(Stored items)
- - - - -
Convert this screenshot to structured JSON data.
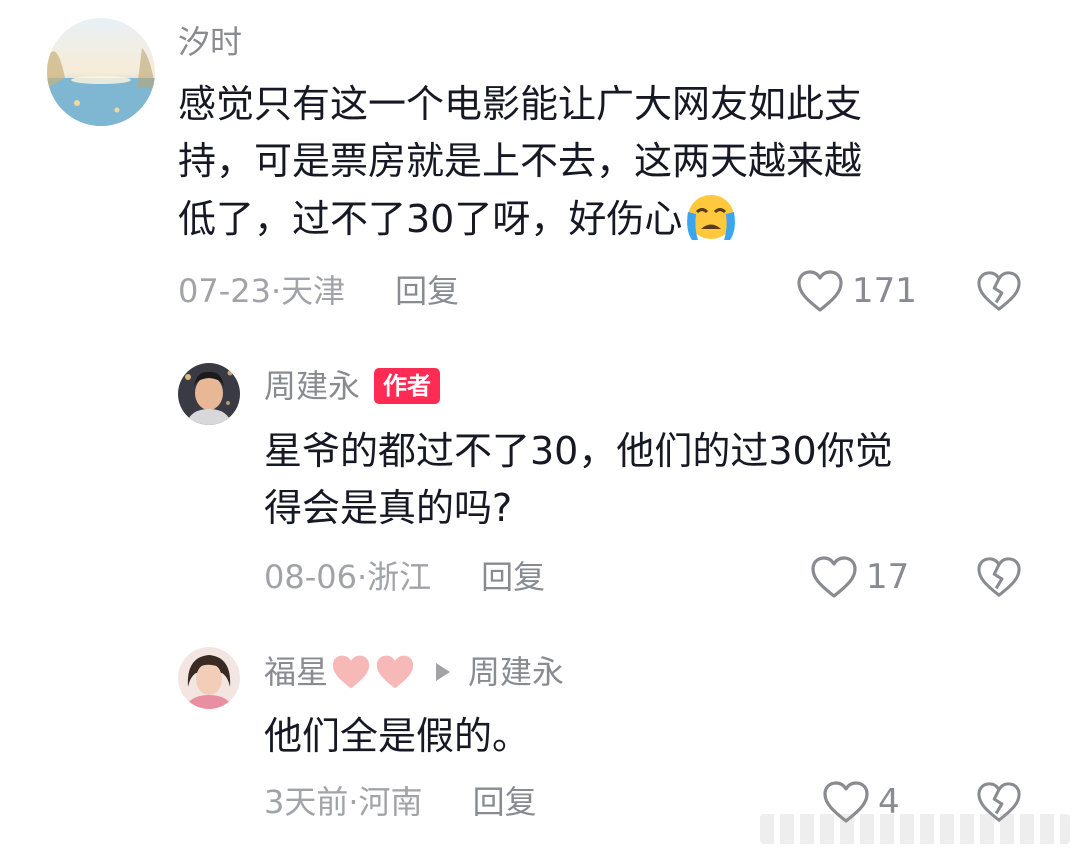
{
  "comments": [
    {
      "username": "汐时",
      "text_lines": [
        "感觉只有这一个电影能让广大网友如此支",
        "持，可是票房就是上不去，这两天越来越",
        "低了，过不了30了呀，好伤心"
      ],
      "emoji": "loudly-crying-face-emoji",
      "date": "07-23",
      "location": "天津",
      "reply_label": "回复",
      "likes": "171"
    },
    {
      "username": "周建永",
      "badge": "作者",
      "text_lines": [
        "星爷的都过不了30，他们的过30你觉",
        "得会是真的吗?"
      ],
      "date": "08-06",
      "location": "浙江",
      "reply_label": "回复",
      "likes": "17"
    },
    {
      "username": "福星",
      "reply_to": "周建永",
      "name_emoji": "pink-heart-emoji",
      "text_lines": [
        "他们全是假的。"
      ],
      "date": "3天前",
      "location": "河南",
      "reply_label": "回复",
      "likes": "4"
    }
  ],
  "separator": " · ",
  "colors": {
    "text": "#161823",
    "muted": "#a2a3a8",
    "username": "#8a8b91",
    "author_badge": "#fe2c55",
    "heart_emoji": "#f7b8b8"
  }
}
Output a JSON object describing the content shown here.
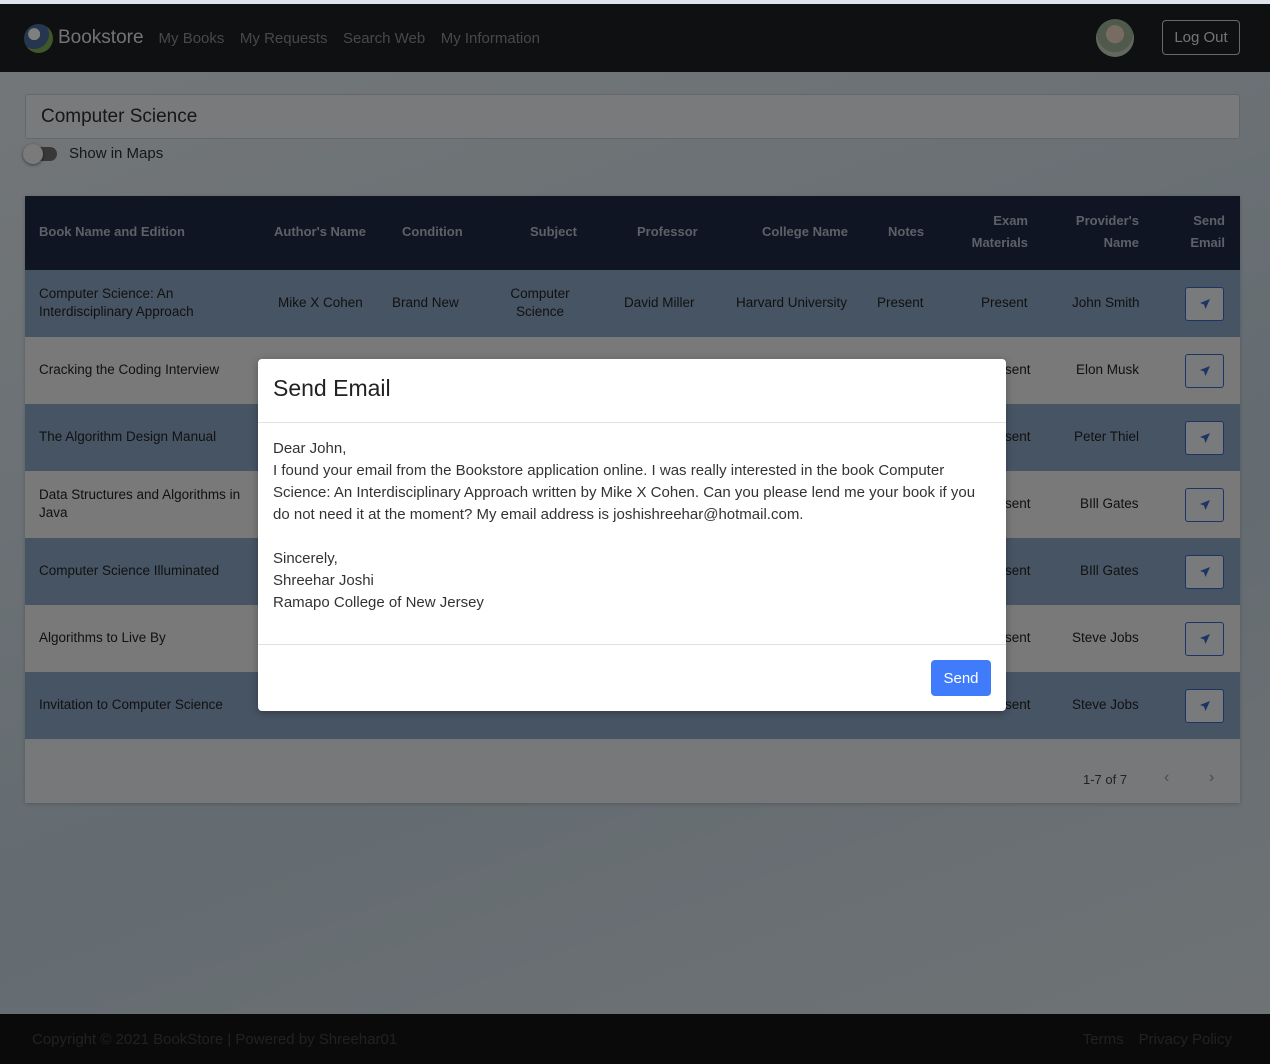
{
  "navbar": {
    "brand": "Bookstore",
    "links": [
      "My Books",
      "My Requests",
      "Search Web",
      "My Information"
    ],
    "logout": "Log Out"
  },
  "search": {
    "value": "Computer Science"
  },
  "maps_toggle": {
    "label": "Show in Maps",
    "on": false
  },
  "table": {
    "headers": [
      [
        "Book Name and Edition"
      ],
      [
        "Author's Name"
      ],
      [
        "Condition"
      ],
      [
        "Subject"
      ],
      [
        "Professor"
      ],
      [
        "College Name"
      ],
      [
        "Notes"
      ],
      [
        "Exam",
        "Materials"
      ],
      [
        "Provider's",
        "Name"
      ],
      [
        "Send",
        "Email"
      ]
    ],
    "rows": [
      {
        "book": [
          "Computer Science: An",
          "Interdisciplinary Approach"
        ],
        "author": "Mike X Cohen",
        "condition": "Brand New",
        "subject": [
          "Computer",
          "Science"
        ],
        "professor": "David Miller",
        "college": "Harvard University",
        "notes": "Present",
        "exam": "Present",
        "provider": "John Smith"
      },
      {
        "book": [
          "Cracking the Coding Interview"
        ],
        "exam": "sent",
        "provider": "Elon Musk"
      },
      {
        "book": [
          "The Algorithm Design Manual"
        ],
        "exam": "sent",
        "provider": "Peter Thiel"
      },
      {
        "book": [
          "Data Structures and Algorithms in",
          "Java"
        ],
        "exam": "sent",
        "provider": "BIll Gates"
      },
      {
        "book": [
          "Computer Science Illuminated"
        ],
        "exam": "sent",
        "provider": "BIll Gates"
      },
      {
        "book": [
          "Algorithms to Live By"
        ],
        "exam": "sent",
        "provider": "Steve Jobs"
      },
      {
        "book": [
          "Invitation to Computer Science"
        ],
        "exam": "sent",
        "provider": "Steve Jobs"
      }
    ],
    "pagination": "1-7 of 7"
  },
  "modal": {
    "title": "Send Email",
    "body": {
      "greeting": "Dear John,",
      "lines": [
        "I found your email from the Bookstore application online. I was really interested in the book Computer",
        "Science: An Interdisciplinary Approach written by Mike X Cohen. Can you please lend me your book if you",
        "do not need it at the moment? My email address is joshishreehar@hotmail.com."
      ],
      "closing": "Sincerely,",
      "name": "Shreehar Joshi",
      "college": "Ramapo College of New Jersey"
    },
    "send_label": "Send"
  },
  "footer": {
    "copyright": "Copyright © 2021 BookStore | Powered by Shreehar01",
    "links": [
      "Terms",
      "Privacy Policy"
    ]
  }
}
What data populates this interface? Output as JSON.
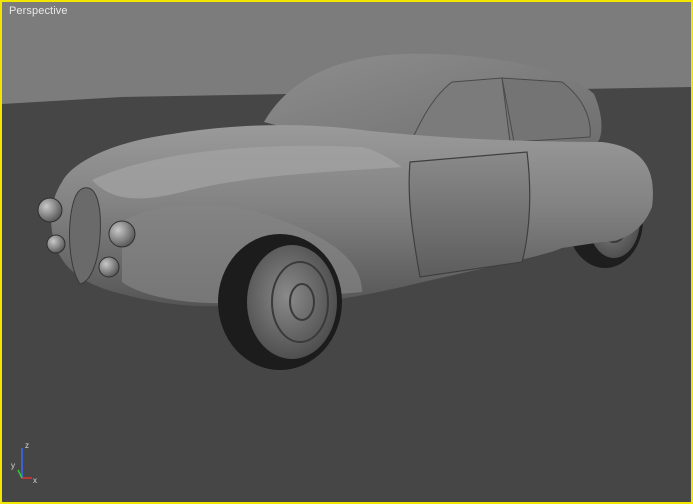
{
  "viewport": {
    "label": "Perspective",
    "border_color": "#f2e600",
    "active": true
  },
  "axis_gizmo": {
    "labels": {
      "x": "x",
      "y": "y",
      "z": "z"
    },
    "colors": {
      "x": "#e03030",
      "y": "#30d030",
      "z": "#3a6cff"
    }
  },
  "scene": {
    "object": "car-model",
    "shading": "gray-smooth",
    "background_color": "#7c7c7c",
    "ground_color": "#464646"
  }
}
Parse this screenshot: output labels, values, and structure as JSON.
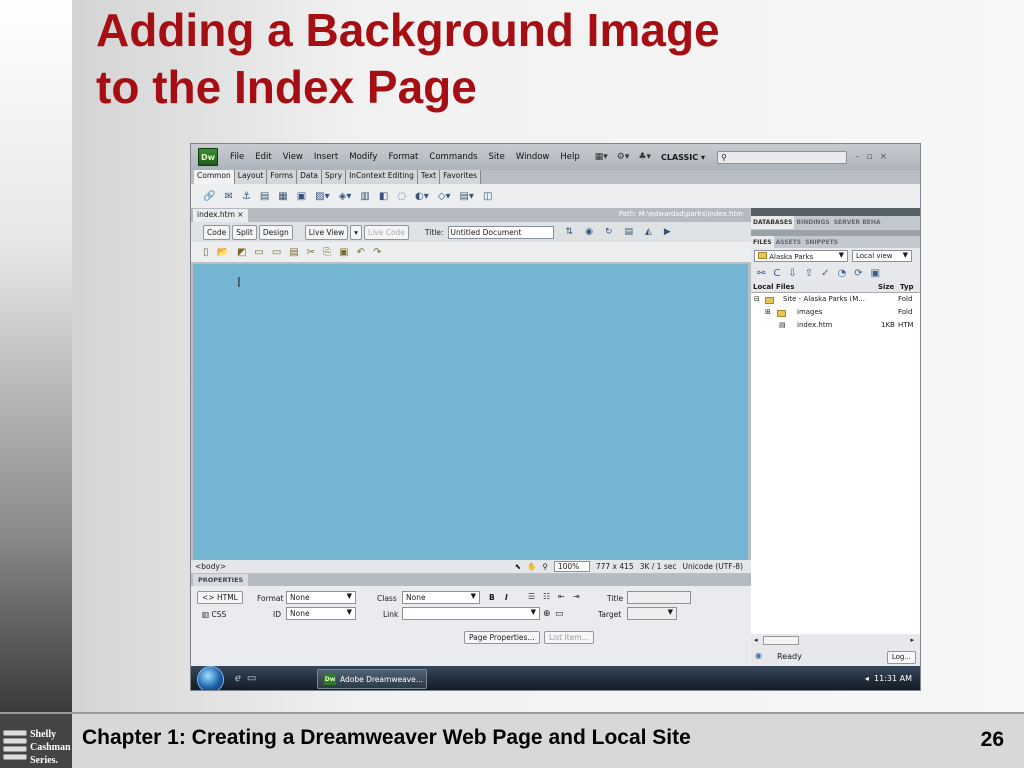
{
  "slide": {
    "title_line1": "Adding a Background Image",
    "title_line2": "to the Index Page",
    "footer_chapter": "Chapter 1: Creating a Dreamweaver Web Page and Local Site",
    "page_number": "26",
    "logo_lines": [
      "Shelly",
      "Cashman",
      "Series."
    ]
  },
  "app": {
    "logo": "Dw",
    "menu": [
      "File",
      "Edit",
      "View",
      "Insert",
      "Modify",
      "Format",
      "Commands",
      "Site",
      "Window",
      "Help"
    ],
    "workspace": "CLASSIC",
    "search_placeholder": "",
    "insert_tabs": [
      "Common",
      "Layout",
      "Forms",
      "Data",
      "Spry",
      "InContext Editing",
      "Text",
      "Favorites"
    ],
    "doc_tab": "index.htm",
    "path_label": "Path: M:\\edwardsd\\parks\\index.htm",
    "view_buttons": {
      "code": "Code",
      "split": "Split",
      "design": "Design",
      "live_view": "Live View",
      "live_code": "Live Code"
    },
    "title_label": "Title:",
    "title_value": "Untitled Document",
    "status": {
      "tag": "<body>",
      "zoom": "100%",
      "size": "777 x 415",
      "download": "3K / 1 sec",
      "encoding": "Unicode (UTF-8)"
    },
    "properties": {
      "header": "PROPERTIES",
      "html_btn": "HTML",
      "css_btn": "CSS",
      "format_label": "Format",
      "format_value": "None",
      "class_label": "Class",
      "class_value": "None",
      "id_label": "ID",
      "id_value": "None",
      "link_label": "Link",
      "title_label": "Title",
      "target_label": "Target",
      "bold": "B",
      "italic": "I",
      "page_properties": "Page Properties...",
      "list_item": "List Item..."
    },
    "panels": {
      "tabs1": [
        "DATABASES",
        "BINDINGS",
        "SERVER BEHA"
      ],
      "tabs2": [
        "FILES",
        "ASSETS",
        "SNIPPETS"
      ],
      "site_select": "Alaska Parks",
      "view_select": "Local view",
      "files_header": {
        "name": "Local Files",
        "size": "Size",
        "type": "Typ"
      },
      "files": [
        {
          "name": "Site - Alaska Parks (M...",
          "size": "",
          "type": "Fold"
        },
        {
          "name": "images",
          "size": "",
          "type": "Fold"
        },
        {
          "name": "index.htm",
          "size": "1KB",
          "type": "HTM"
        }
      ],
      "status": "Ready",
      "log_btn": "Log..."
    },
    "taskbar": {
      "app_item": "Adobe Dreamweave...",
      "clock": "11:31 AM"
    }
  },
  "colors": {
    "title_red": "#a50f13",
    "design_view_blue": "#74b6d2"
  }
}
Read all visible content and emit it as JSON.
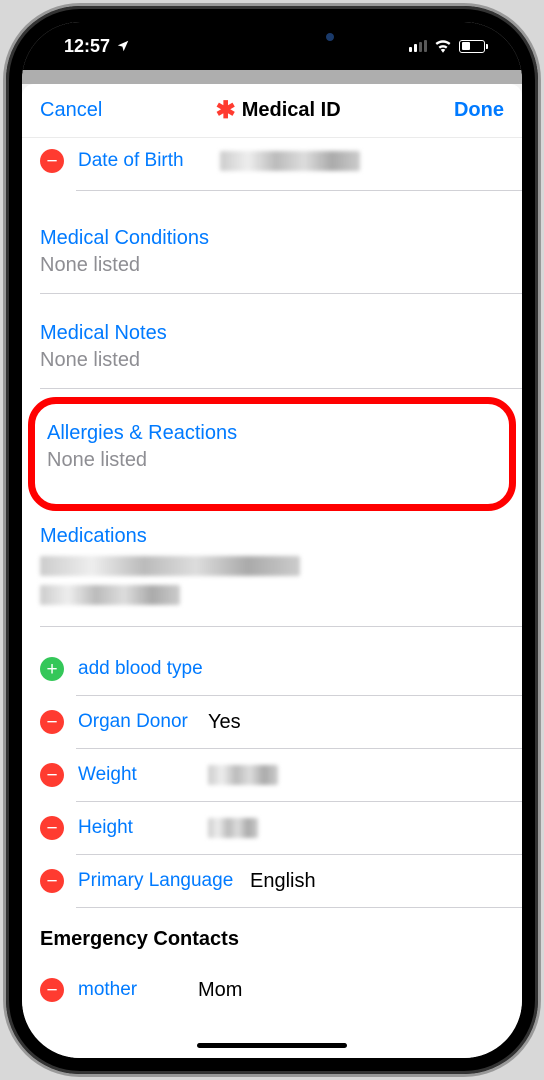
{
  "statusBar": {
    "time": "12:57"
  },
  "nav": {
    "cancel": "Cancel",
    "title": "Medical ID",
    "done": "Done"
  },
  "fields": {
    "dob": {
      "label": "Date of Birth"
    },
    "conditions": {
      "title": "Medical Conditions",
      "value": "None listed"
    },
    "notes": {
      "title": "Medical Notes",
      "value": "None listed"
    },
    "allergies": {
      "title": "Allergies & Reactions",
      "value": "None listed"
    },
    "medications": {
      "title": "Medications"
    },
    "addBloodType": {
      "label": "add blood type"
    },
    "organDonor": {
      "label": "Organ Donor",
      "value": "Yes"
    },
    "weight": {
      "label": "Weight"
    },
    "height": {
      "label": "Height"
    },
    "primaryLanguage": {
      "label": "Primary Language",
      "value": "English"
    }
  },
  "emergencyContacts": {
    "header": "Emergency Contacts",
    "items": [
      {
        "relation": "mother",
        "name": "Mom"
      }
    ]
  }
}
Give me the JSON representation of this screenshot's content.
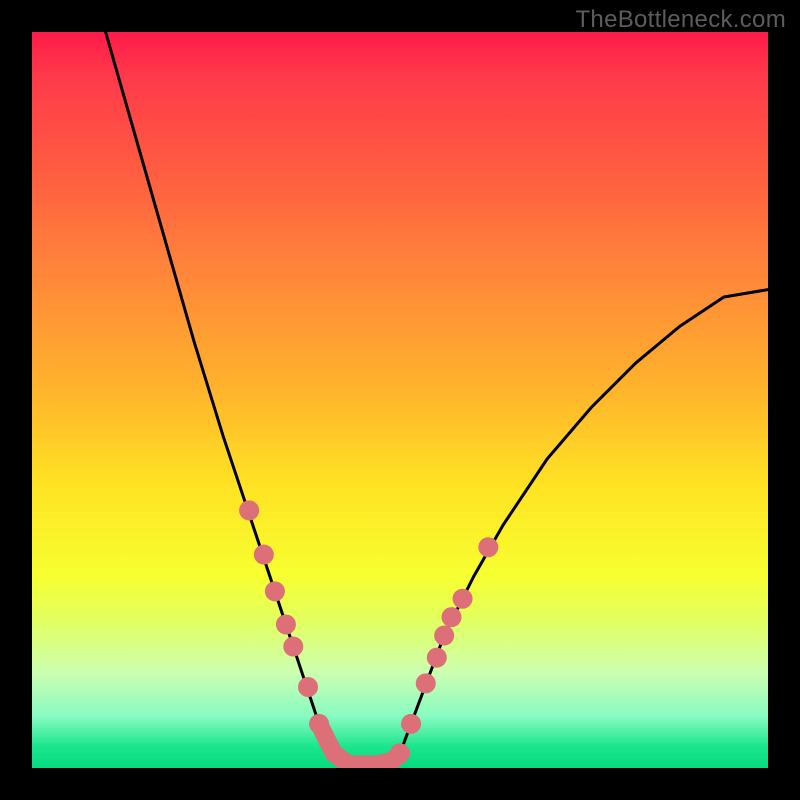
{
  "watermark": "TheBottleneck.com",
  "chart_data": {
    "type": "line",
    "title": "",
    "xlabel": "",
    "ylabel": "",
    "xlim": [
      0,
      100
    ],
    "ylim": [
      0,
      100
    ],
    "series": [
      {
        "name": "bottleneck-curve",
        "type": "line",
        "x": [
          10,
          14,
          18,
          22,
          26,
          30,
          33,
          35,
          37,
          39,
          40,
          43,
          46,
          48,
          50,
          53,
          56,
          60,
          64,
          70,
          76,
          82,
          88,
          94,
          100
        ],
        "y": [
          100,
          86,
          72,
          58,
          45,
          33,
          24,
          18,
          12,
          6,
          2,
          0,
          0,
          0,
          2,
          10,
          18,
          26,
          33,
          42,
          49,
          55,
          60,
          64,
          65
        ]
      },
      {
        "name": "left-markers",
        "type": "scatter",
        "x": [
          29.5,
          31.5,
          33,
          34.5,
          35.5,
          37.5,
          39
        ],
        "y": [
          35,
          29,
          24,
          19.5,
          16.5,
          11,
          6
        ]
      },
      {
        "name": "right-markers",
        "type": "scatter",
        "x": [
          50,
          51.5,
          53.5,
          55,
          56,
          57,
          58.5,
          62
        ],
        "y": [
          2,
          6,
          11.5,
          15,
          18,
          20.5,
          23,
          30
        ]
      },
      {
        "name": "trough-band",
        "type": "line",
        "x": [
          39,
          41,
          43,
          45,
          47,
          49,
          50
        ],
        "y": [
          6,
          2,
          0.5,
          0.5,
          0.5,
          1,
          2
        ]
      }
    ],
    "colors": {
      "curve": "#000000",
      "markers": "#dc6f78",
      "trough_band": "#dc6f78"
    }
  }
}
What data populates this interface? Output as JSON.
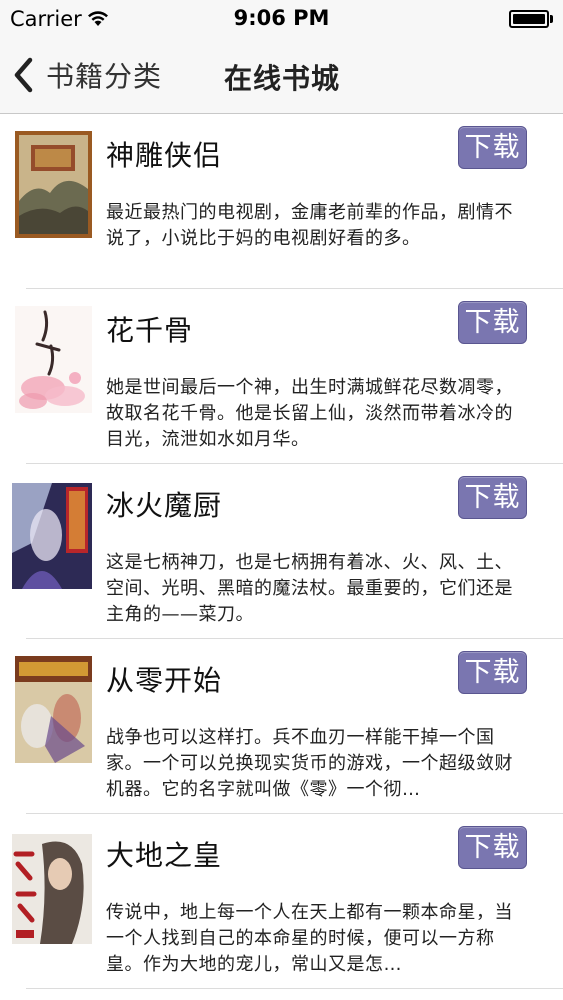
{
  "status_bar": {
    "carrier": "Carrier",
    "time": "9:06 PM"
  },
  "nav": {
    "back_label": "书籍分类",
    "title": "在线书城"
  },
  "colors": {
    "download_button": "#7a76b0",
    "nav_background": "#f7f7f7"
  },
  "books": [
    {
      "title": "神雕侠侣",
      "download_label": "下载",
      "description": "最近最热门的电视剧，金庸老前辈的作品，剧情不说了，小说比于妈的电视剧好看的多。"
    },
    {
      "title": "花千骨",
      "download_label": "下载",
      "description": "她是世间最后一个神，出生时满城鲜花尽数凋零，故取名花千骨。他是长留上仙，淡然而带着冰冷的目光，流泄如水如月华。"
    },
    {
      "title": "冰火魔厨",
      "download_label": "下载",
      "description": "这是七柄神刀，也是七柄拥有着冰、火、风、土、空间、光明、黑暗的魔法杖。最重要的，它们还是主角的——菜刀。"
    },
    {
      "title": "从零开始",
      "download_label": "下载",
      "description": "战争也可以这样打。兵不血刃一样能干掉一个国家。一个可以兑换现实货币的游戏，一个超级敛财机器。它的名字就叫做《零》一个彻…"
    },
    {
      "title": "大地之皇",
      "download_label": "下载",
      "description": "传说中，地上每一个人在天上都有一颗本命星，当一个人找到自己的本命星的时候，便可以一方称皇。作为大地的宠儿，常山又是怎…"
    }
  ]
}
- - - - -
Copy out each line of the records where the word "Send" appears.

■ **SOLUTION FOR THIS PROBLEM**
        "Send",
    "title": "Send Email",
    "send_label": "Send"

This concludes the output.